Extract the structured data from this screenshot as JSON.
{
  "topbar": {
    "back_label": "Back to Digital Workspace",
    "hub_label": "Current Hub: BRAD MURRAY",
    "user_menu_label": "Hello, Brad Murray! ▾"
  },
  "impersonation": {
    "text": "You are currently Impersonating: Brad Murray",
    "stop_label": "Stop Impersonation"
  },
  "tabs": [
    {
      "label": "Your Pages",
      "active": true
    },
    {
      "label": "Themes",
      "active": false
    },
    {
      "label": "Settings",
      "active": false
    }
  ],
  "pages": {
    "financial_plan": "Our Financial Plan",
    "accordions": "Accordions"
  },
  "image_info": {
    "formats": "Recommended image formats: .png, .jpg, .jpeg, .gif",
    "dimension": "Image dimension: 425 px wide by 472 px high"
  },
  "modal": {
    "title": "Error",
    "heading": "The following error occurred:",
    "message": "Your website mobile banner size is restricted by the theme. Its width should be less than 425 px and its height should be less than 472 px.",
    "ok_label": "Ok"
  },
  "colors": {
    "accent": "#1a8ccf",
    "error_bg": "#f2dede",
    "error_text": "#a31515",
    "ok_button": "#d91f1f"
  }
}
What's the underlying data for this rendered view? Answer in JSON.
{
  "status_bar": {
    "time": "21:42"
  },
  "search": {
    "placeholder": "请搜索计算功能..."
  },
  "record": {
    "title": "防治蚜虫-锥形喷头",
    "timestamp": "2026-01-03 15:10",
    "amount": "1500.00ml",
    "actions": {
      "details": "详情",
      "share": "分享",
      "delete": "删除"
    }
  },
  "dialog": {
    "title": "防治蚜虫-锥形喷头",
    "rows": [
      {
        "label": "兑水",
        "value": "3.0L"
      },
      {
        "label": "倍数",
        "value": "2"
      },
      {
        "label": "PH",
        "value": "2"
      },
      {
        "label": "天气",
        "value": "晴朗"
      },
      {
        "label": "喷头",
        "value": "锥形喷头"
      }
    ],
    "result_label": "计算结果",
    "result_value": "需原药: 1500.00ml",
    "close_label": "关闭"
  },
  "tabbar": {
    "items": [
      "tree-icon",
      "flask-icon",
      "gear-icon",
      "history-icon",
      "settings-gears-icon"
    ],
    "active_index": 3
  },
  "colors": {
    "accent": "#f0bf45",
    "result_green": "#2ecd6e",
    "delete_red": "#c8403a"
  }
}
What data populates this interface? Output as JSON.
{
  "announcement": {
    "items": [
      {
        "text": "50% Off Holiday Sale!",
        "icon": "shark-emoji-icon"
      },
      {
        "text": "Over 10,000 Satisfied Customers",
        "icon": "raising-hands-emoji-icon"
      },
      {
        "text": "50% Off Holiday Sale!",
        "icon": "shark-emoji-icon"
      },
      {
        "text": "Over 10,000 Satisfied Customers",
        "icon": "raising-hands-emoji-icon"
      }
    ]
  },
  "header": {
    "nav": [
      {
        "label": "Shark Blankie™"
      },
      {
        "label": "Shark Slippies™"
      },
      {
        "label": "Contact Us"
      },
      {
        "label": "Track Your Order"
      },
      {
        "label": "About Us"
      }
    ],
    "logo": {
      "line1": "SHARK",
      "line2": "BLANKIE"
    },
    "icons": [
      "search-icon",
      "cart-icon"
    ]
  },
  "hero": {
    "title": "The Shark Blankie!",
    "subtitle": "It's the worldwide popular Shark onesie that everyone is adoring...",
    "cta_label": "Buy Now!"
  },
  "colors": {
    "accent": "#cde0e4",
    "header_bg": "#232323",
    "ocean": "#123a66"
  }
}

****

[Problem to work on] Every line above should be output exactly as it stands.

[Output of the task]
Extract the structured data from this screenshot as JSON.
{
  "topbar": {
    "back_label": "Back to Digital Workspace",
    "hub_label": "Current Hub: BRAD MURRAY",
    "user_menu_label": "Hello, Brad Murray! ▾"
  },
  "impersonation": {
    "text": "You are currently Impersonating: Brad Murray",
    "stop_label": "Stop Impersonation"
  },
  "tabs": [
    {
      "label": "Your Pages",
      "active": true
    },
    {
      "label": "Themes",
      "active": false
    },
    {
      "label": "Settings",
      "active": false
    }
  ],
  "pages": {
    "financial_plan": "Our Financial Plan",
    "accordions": "Accordions"
  },
  "image_info": {
    "formats": "Recommended image formats: .png, .jpg, .jpeg, .gif",
    "dimension": "Image dimension: 425 px wide by 472 px high"
  },
  "modal": {
    "title": "Error",
    "heading": "The following error occurred:",
    "message": "Your website mobile banner size is restricted by the theme. Its width should be less than 425 px and its height should be less than 472 px.",
    "ok_label": "Ok"
  },
  "colors": {
    "accent": "#1a8ccf",
    "error_bg": "#f2dede",
    "error_text": "#a31515",
    "ok_button": "#d91f1f"
  }
}
What's the underlying data for this rendered view? Answer in JSON.
{
  "status_bar": {
    "time": "21:42"
  },
  "search": {
    "placeholder": "请搜索计算功能..."
  },
  "record": {
    "title": "防治蚜虫-锥形喷头",
    "timestamp": "2026-01-03 15:10",
    "amount": "1500.00ml",
    "actions": {
      "details": "详情",
      "share": "分享",
      "delete": "删除"
    }
  },
  "dialog": {
    "title": "防治蚜虫-锥形喷头",
    "rows": [
      {
        "label": "兑水",
        "value": "3.0L"
      },
      {
        "label": "倍数",
        "value": "2"
      },
      {
        "label": "PH",
        "value": "2"
      },
      {
        "label": "天气",
        "value": "晴朗"
      },
      {
        "label": "喷头",
        "value": "锥形喷头"
      }
    ],
    "result_label": "计算结果",
    "result_value": "需原药: 1500.00ml",
    "close_label": "关闭"
  },
  "tabbar": {
    "items": [
      "tree-icon",
      "flask-icon",
      "gear-icon",
      "history-icon",
      "settings-gears-icon"
    ],
    "active_index": 3
  },
  "colors": {
    "accent": "#f0bf45",
    "result_green": "#2ecd6e",
    "delete_red": "#c8403a"
  }
}
What data populates this interface? Output as JSON.
{
  "announcement": {
    "items": [
      {
        "text": "50% Off Holiday Sale!",
        "icon": "shark-emoji-icon"
      },
      {
        "text": "Over 10,000 Satisfied Customers",
        "icon": "raising-hands-emoji-icon"
      },
      {
        "text": "50% Off Holiday Sale!",
        "icon": "shark-emoji-icon"
      },
      {
        "text": "Over 10,000 Satisfied Customers",
        "icon": "raising-hands-emoji-icon"
      }
    ]
  },
  "header": {
    "nav": [
      {
        "label": "Shark Blankie™"
      },
      {
        "label": "Shark Slippies™"
      },
      {
        "label": "Contact Us"
      },
      {
        "label": "Track Your Order"
      },
      {
        "label": "About Us"
      }
    ],
    "logo": {
      "line1": "SHARK",
      "line2": "BLANKIE"
    },
    "icons": [
      "search-icon",
      "cart-icon"
    ]
  },
  "hero": {
    "title": "The Shark Blankie!",
    "subtitle": "It's the worldwide popular Shark onesie that everyone is adoring...",
    "cta_label": "Buy Now!"
  },
  "colors": {
    "accent": "#cde0e4",
    "header_bg": "#232323",
    "ocean": "#123a66"
  }
}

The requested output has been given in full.